The National leader also choked up when asked about the mental health of people in rural New Zealand.
She arrived to a standing ovation from the crowd of more than 150 – “Anyone would think this is my home town,” she said.
“This is the most important election in generations. We haven’t even started to feel the pain yet,” Collins said of the economic impact of Covid-19.
She began asking the crowd if they had seen the TVNZ leaders’ debate last night against Labour leader Jacinda Ardern.
“I felt almost like I shouldn’t have enjoyed it so much,” Collins said.
TVNZ’s election tool, Vote Compass, found from those who watched the debate, Ardern was identified as the winner by 45 per cent, and Collins by 35 per cent.
After the debate, Ardern said she said politics was “not a blood sport”.
“Poor wee thing,” Collins began, saying Ardern wanted to “wallow around in Covid”.
“I’m so sick of being told and talked to like I’m a three-year-old.
“We have a country to save. She wants to make it about Covid. It’s all about economy.”
Collins said she would “look after” small business owners – accusing Labour of turning its back with its promise to raise the minimum wage to $20 next year and to hold a public holiday during Matariki from 2022.
Ardern the new public holiday could be an opportunity to increase people to spend on tourism and retail.
Collins took aim at the Green Party, with co-leader Marama Davidson previously saying, “tax is love”.
“Anyone who says tax is love is as mad as a cut snake,” Collins said. “I can’t be bothered with it.”
Collins called her “old sparring mate” Phil Twyford a “total failure” in housing and transport. She also took a shot at Labour's deputy leader Kelvin Davis – saying he was just there to make the party “look bad”.
“What does he do? Not a lot.”
Taking a break from criticising Labour and the Greens, Collins was asked by multiple attendees about the mental health of farmers and those living in rural areas.
“It makes me emotional,” Collins said as her voice wavered.
“Every farmer and every farmer’s family needs to know it is valuable work. I don’t think farmers are going to listen to people coming along and telling them to feel better.
“I will always stand up for farmers and their families. That is gold, frankly. Nobody does a better job than farmers.”
Today, Labour announced a new promise to support farmers and growers grappling with compliance requirements.
Party leader Jacinda Ardern announced an initial investment of $50 million to support integrated farm planning and streamline compliance.
Collins accused Ardern of not caring about the horticultural sector, as it struggled to find workers.
Collins said some people on the “dole…will turn up” to work in horticulture.
“But what about the ones who won’t?” One man in the crowd then asked, “and what about the marijuana?”
“I’m voting no,” Collins said of the cannabis referendum, saying the crowd did not want “two or three tinny houses” on their street.
“Every member of the National Party have agreed to vote against it.”
Currently, the draft bill sets out that only people aged 20 and older could access cannabis.
It would also control the production and supply of cannabis with rules for restricting access, growing and consumption, licensing requirements, taxes, levies and fees.

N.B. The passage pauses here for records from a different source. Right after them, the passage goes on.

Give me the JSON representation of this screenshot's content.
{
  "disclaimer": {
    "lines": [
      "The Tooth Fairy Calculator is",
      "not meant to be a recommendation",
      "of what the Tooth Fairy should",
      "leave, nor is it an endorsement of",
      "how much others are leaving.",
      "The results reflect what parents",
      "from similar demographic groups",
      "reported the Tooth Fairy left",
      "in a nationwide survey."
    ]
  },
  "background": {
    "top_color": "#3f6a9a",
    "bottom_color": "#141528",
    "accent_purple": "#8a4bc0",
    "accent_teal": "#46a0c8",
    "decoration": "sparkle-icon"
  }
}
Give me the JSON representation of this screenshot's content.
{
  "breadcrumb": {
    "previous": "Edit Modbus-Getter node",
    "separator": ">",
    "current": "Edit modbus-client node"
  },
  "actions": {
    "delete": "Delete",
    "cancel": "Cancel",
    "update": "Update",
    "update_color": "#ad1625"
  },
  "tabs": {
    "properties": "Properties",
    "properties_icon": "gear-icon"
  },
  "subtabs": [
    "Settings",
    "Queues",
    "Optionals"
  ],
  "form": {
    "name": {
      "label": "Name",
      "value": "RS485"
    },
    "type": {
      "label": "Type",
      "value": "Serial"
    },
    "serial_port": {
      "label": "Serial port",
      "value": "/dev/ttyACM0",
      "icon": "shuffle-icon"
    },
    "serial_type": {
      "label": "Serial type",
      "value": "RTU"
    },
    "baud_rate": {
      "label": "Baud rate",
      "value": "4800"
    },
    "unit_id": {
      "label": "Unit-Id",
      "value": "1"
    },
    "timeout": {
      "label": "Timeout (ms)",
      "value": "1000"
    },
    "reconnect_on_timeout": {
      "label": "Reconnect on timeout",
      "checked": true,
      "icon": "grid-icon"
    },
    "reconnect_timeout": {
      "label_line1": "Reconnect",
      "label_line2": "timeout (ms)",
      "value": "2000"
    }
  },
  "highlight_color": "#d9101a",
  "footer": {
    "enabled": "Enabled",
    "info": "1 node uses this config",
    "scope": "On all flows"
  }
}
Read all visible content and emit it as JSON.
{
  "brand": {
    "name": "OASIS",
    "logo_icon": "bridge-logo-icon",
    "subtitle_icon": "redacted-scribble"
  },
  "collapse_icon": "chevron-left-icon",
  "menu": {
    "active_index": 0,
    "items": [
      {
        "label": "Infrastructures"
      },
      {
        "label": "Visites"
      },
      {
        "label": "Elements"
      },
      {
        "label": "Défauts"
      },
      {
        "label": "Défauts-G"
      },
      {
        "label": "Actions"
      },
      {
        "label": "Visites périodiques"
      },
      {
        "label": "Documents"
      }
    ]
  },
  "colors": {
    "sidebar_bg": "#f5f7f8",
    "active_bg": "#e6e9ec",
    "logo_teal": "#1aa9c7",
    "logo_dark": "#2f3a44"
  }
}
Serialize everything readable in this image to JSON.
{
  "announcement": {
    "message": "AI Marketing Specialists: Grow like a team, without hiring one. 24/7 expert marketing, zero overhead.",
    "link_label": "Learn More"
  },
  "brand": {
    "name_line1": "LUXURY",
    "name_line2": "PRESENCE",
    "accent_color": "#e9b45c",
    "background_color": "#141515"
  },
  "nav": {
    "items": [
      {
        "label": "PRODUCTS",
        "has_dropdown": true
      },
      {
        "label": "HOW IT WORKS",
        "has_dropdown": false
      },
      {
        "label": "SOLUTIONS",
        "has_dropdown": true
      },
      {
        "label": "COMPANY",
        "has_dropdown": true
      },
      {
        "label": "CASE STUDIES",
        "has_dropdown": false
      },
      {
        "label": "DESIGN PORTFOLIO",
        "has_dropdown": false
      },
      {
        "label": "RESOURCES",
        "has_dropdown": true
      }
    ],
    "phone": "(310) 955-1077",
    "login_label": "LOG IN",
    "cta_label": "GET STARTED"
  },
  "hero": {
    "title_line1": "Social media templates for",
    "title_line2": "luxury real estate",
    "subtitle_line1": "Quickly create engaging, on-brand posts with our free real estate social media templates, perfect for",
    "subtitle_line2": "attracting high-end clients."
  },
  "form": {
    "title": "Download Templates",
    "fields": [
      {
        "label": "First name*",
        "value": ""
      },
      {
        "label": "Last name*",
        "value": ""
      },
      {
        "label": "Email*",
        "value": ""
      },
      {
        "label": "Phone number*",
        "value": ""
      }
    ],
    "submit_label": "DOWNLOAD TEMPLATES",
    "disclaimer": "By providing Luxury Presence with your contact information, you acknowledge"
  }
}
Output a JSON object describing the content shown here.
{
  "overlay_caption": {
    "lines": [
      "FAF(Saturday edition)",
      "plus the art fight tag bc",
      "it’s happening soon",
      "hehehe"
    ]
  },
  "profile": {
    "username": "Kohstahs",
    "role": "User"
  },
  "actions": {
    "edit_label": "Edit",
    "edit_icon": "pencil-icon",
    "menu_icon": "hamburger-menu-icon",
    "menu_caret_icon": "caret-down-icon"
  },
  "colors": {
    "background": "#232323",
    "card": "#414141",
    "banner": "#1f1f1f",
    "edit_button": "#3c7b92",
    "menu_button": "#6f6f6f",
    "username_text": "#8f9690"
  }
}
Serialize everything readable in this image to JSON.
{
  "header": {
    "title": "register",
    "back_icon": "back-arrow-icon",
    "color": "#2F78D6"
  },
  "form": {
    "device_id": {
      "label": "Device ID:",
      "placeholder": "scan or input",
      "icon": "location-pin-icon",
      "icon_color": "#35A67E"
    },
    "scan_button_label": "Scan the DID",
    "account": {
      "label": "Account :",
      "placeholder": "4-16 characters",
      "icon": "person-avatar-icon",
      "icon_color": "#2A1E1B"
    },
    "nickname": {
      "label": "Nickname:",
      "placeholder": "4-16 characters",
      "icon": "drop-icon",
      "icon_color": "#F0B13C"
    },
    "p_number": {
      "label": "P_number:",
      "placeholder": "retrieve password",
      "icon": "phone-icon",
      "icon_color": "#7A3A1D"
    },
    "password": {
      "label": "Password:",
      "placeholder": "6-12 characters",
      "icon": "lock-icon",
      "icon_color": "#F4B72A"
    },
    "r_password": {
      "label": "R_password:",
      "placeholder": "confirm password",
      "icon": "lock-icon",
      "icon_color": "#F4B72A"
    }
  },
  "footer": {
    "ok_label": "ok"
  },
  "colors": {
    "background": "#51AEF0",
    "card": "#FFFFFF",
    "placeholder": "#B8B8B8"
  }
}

Licensed premises would be allowed to sell cannabis, but it could only be consumed on site or in a private residence. Consumption in public places would be prohibited, and online or remote sales of cannabis would not be allowed.
National told 1 NEWS that, if elected to Government, it would respect the cannabis referendum outcome and, if passed, introduce the bill and send it to Select Committee.